We are all aware of the winter storms over the last week that have crippled many parts of the country, forcing rolling – and sometimes prolonged – blackouts in several states, wreaking havoc on the electric and water infrastructure in Texas and leaving hundreds of thousands without power in bitter cold and icy conditions in a historic crisis. In addition, severe generation constraints in the Electric Reliability Council of Texas (ERCOT) and the Southwest Power Pool (SPP) regions have resulted in extraordinarily high fuel prices, placing significant financial burdens on many public power utilities in those regions with some small public power communities exhausting their entire year’s fuel budget in one week.
There are an incredible number of complex factors that contributed to the ongoing crisis, including unprecedented extreme and record-breaking cold weather driving high demand, record fuel prices, the failure of multiple types of generation sources, including wind, coal and natural gas, deregulation in Texas and mandates from regional grid operators, and more. All this on top of a pandemic.
Our thoughts and prayers go out to all of those who have been impacted.
Florida’s Power Supply – Preventive Action for the Future
Electricity is a necessity for the health and safety of all our customers, and it is our responsibility to provide it as reliably and affordably as possible while protecting our environment.
Florida could be exposed to an extreme cold snap with loads dramatically increasing; however, our exposure to intermittent generation and low energy supply is significantly less than in Texas.
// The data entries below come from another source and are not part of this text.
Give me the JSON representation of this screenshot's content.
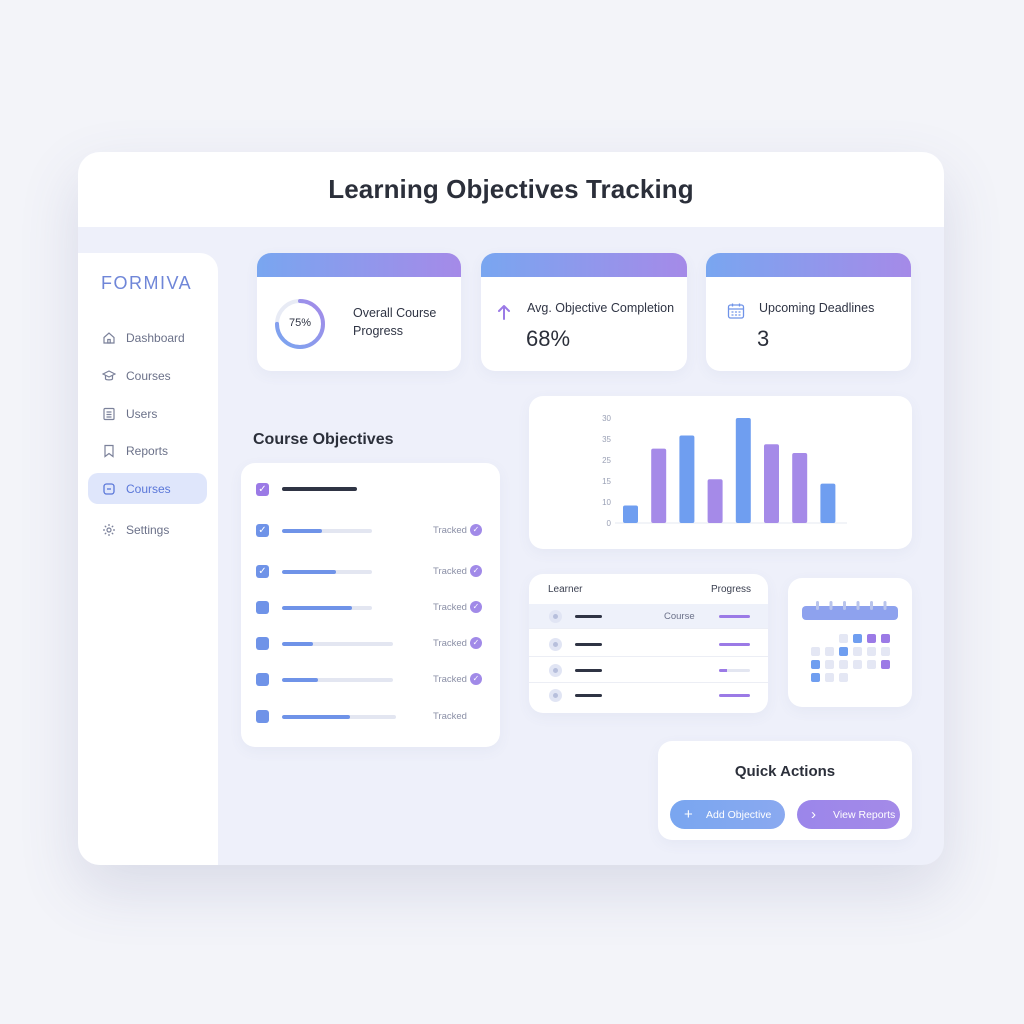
{
  "window": {
    "title": "Learning Objectives Tracking"
  },
  "sidebar": {
    "brand": "FORMIVA",
    "items": [
      {
        "label": "Dashboard",
        "icon": "home-icon"
      },
      {
        "label": "Courses",
        "icon": "graduation-cap-icon"
      },
      {
        "label": "Users",
        "icon": "list-icon"
      },
      {
        "label": "Reports",
        "icon": "bookmark-icon"
      },
      {
        "label": "Courses",
        "icon": "chat-square-icon",
        "active": true
      },
      {
        "label": "Settings",
        "icon": "gear-icon"
      }
    ]
  },
  "stats": {
    "progress": {
      "label_line1": "Overall Course",
      "label_line2": "Progress",
      "value": "75%",
      "fraction": 0.75
    },
    "completion": {
      "label": "Avg. Objective Completion",
      "value": "68%",
      "icon": "arrow-up-icon"
    },
    "deadlines": {
      "label": "Upcoming Deadlines",
      "value": "3",
      "icon": "calendar-icon"
    }
  },
  "objectives": {
    "title": "Course Objectives",
    "status_label": "Tracked",
    "rows": [
      {
        "checked": true,
        "progress": 0.44
      },
      {
        "checked": true,
        "progress": 0.6
      },
      {
        "checked": false,
        "progress": 0.78
      },
      {
        "checked": false,
        "progress": 0.28
      },
      {
        "checked": false,
        "progress": 0.32
      },
      {
        "checked": false,
        "progress": 0.6
      }
    ]
  },
  "chart_data": {
    "type": "bar",
    "yticks": [
      "0",
      "10",
      "15",
      "25",
      "35",
      "30"
    ],
    "values": [
      4,
      17,
      20,
      10,
      24,
      18,
      16,
      9
    ],
    "ylim": [
      0,
      24
    ],
    "colors": [
      "#6f9ef0",
      "#a58ae8",
      "#6f9ef0",
      "#a58ae8",
      "#6f9ef0",
      "#a58ae8",
      "#a58ae8",
      "#6f9ef0"
    ]
  },
  "learners": {
    "col_learner": "Learner",
    "col_progress": "Progress",
    "course_label": "Course",
    "rows": [
      {
        "progress": 1.0,
        "show_course": true
      },
      {
        "progress": 1.0,
        "show_course": false
      },
      {
        "progress": 0.25,
        "show_course": false
      },
      {
        "progress": 1.0,
        "show_course": false
      }
    ]
  },
  "quick_actions": {
    "title": "Quick Actions",
    "add_label": "Add Objective",
    "view_label": "View Reports"
  },
  "colors": {
    "accent_blue": "#6f93e8",
    "accent_purple": "#9b7ae6"
  }
}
Utilities in Florida plan for extreme events, have designated reserve energy supply and operate in a regulated power market that emphasizes reliability and affordability.
Florida’s electric utilities currently get about 2% of their energy from solar. Based on utility-planned solar additions, that number will increase to 7%–10% by 2027. While Florida is called the “Sunshine State”, summer thunderstorms occur frequently, reducing the amount of available solar energy. As Florida utilities add more solar, we will continue to invest in backup generation within Florida from natural gas, oil and batteries (if they become cost-effective).
Florida also has a planning reserve of 15%-20%, and utilities must ensure units can perform at their peak. Given the increase in solar over the next seven years, Florida’s electric utilities are collectively considering raising their reserve margins to proactively plan for intermittency in renewable generation.
Florida’s municipal electric utilities, including Beaches Energy, are bringing significantly more solar energy into our generation mix. At the same time, we must be proactive to ensure the system continues to be reliable and that electricity is affordable. We understand the impacts to our customers and have time to enhance the supply requirements to ensure Floridians have low-cost, reliable and clean power. And, we look forward to delivering on our mission.